_EXERCISE DETAILS_
Print every record below exactly as it stands.

────────

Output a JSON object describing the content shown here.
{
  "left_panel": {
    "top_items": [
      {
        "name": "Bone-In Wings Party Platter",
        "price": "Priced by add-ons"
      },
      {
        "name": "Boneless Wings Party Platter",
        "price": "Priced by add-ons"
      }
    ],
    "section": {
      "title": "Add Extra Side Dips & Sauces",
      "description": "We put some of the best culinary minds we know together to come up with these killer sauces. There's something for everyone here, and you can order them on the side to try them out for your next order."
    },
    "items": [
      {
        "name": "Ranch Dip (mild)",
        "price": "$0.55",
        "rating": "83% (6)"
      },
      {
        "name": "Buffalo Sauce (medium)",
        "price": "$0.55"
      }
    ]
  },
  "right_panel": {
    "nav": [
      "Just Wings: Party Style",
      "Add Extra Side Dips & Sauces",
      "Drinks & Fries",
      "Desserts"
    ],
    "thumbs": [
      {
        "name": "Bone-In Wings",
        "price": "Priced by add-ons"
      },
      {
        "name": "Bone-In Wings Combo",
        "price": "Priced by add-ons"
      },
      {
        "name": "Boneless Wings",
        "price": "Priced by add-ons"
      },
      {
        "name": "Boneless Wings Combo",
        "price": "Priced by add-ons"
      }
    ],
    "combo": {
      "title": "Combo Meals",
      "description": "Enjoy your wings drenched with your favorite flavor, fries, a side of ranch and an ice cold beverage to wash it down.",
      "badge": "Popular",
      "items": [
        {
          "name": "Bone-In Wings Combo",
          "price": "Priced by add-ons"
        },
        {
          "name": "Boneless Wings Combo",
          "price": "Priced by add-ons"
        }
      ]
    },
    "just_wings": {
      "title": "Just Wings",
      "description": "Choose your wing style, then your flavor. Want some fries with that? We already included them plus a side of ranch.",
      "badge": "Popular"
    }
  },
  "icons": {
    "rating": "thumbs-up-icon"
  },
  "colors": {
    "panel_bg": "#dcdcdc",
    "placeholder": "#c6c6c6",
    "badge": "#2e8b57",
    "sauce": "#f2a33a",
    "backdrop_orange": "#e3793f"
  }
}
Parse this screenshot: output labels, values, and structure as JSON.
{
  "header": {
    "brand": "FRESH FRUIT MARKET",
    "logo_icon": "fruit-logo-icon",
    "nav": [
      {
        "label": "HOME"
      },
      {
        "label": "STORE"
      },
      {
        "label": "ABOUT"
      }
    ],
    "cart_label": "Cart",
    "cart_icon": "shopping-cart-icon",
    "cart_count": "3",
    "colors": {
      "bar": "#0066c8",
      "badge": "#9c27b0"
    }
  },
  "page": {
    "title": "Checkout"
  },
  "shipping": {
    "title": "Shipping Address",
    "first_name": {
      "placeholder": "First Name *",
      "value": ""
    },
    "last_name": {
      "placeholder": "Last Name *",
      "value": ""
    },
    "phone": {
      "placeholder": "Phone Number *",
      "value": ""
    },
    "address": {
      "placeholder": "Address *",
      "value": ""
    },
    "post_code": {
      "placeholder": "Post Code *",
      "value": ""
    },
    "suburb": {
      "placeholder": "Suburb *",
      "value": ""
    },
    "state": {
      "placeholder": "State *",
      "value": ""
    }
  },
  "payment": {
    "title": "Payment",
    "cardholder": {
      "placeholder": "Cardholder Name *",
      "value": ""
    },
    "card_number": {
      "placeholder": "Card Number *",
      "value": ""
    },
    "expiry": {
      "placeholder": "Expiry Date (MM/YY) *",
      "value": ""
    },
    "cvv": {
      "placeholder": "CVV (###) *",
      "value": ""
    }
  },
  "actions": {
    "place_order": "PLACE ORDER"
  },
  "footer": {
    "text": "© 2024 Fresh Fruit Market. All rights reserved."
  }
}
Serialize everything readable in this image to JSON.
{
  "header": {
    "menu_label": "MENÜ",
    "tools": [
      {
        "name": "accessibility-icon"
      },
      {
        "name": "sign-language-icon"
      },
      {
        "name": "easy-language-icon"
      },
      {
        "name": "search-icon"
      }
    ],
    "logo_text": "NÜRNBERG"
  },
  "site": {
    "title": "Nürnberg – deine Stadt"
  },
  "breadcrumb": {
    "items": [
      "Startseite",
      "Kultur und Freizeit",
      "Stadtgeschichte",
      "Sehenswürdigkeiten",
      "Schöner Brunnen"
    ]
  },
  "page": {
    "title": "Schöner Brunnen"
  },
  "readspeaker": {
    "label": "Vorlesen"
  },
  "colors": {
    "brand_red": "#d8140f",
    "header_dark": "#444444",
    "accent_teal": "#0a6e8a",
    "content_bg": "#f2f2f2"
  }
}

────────

_TASK ANSWER_
Output a JSON object describing the content shown here.
{
  "left_panel": {
    "top_items": [
      {
        "name": "Bone-In Wings Party Platter",
        "price": "Priced by add-ons"
      },
      {
        "name": "Boneless Wings Party Platter",
        "price": "Priced by add-ons"
      }
    ],
    "section": {
      "title": "Add Extra Side Dips & Sauces",
      "description": "We put some of the best culinary minds we know together to come up with these killer sauces. There's something for everyone here, and you can order them on the side to try them out for your next order."
    },
    "items": [
      {
        "name": "Ranch Dip (mild)",
        "price": "$0.55",
        "rating": "83% (6)"
      },
      {
        "name": "Buffalo Sauce (medium)",
        "price": "$0.55"
      }
    ]
  },
  "right_panel": {
    "nav": [
      "Just Wings: Party Style",
      "Add Extra Side Dips & Sauces",
      "Drinks & Fries",
      "Desserts"
    ],
    "thumbs": [
      {
        "name": "Bone-In Wings",
        "price": "Priced by add-ons"
      },
      {
        "name": "Bone-In Wings Combo",
        "price": "Priced by add-ons"
      },
      {
        "name": "Boneless Wings",
        "price": "Priced by add-ons"
      },
      {
        "name": "Boneless Wings Combo",
        "price": "Priced by add-ons"
      }
    ],
    "combo": {
      "title": "Combo Meals",
      "description": "Enjoy your wings drenched with your favorite flavor, fries, a side of ranch and an ice cold beverage to wash it down.",
      "badge": "Popular",
      "items": [
        {
          "name": "Bone-In Wings Combo",
          "price": "Priced by add-ons"
        },
        {
          "name": "Boneless Wings Combo",
          "price": "Priced by add-ons"
        }
      ]
    },
    "just_wings": {
      "title": "Just Wings",
      "description": "Choose your wing style, then your flavor. Want some fries with that? We already included them plus a side of ranch.",
      "badge": "Popular"
    }
  },
  "icons": {
    "rating": "thumbs-up-icon"
  },
  "colors": {
    "panel_bg": "#dcdcdc",
    "placeholder": "#c6c6c6",
    "badge": "#2e8b57",
    "sauce": "#f2a33a",
    "backdrop_orange": "#e3793f"
  }
}
Parse this screenshot: output labels, values, and structure as JSON.
{
  "header": {
    "brand": "FRESH FRUIT MARKET",
    "logo_icon": "fruit-logo-icon",
    "nav": [
      {
        "label": "HOME"
      },
      {
        "label": "STORE"
      },
      {
        "label": "ABOUT"
      }
    ],
    "cart_label": "Cart",
    "cart_icon": "shopping-cart-icon",
    "cart_count": "3",
    "colors": {
      "bar": "#0066c8",
      "badge": "#9c27b0"
    }
  },
  "page": {
    "title": "Checkout"
  },
  "shipping": {
    "title": "Shipping Address",
    "first_name": {
      "placeholder": "First Name *",
      "value": ""
    },
    "last_name": {
      "placeholder": "Last Name *",
      "value": ""
    },
    "phone": {
      "placeholder": "Phone Number *",
      "value": ""
    },
    "address": {
      "placeholder": "Address *",
      "value": ""
    },
    "post_code": {
      "placeholder": "Post Code *",
      "value": ""
    },
    "suburb": {
      "placeholder": "Suburb *",
      "value": ""
    },
    "state": {
      "placeholder": "State *",
      "value": ""
    }
  },
  "payment": {
    "title": "Payment",
    "cardholder": {
      "placeholder": "Cardholder Name *",
      "value": ""
    },
    "card_number": {
      "placeholder": "Card Number *",
      "value": ""
    },
    "expiry": {
      "placeholder": "Expiry Date (MM/YY) *",
      "value": ""
    },
    "cvv": {
      "placeholder": "CVV (###) *",
      "value": ""
    }
  },
  "actions": {
    "place_order": "PLACE ORDER"
  },
  "footer": {
    "text": "© 2024 Fresh Fruit Market. All rights reserved."
  }
}
Serialize everything readable in this image to JSON.
{
  "header": {
    "menu_label": "MENÜ",
    "tools": [
      {
        "name": "accessibility-icon"
      },
      {
        "name": "sign-language-icon"
      },
      {
        "name": "easy-language-icon"
      },
      {
        "name": "search-icon"
      }
    ],
    "logo_text": "NÜRNBERG"
  },
  "site": {
    "title": "Nürnberg – deine Stadt"
  },
  "breadcrumb": {
    "items": [
      "Startseite",
      "Kultur und Freizeit",
      "Stadtgeschichte",
      "Sehenswürdigkeiten",
      "Schöner Brunnen"
    ]
  },
  "page": {
    "title": "Schöner Brunnen"
  },
  "readspeaker": {
    "label": "Vorlesen"
  },
  "colors": {
    "brand_red": "#d8140f",
    "header_dark": "#444444",
    "accent_teal": "#0a6e8a",
    "content_bg": "#f2f2f2"
  }
}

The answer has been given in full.